**EXERCISE AIM**: Locate all lines in the data below that hold "Lavender" and show them.

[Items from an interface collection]
————————

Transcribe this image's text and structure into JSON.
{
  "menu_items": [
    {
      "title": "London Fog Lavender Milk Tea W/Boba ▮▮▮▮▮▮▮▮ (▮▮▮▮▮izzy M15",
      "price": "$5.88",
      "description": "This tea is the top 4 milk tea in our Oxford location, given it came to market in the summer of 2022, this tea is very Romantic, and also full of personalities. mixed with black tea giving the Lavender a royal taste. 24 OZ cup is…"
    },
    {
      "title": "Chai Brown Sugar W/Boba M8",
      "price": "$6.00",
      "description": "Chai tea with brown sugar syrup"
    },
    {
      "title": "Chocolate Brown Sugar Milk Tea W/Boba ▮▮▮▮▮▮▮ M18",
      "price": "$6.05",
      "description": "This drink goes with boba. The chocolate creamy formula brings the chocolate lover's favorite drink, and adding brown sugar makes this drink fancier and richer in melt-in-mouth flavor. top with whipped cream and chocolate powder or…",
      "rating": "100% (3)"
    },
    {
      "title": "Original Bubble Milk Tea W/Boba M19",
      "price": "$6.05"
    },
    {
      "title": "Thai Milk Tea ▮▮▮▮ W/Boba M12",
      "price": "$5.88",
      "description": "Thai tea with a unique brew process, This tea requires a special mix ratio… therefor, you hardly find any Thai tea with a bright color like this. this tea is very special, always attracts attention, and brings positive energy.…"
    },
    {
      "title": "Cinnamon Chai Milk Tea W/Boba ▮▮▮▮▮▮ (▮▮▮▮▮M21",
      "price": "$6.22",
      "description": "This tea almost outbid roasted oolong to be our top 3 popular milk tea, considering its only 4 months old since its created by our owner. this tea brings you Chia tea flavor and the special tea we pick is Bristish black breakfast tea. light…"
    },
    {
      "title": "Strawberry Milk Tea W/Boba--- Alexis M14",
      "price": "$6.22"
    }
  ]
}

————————

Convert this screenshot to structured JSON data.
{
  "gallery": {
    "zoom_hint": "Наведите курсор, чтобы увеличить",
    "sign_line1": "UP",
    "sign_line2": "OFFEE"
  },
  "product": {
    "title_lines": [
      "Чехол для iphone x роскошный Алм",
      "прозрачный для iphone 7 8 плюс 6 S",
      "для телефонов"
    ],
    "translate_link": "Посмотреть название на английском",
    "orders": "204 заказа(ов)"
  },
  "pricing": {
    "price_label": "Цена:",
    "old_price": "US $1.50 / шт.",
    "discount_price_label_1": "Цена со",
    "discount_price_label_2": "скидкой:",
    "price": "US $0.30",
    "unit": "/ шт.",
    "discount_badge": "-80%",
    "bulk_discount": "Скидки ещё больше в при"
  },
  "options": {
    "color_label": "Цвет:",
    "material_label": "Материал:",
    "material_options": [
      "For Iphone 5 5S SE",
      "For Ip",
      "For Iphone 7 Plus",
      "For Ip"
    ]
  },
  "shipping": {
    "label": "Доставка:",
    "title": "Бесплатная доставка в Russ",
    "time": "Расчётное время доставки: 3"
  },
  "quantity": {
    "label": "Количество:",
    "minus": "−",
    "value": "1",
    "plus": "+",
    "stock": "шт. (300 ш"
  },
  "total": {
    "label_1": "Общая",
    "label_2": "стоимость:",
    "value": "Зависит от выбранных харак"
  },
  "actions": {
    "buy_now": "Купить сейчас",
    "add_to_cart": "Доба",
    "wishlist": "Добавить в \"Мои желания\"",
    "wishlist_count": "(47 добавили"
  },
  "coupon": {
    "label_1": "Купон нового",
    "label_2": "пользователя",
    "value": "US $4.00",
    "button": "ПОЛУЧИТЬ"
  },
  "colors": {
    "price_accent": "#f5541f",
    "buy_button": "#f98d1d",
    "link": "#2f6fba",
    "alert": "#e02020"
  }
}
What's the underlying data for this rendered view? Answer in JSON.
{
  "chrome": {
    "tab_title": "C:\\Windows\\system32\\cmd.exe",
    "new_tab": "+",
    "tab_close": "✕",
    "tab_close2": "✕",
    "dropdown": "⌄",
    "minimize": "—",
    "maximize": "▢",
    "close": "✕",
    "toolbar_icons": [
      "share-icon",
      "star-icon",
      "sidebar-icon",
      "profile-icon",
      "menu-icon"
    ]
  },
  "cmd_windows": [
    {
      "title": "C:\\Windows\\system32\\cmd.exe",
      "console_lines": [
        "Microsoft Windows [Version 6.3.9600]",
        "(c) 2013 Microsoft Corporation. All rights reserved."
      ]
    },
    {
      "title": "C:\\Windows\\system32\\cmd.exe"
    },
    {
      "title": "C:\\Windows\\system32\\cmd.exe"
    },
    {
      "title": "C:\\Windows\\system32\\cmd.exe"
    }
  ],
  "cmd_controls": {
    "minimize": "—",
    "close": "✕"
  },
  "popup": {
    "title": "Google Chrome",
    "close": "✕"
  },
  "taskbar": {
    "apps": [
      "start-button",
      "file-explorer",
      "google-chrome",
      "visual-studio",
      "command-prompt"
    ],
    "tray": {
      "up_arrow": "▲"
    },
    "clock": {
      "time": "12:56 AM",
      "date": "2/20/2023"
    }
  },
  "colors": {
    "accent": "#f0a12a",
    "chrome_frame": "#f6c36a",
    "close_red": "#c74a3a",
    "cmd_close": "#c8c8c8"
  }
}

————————

**RESULT OF THE TASK**:
      "title": "London Fog Lavender Milk Tea W/Boba ▮▮▮▮▮▮▮▮ (▮▮▮▮▮izzy M15",
      "description": "This tea is the top 4 milk tea in our Oxford location, given it came to market in the summer of 2022, this tea is very Romantic, and also full of personalities. mixed with black tea giving the Lavender a royal taste. 24 OZ cup is…"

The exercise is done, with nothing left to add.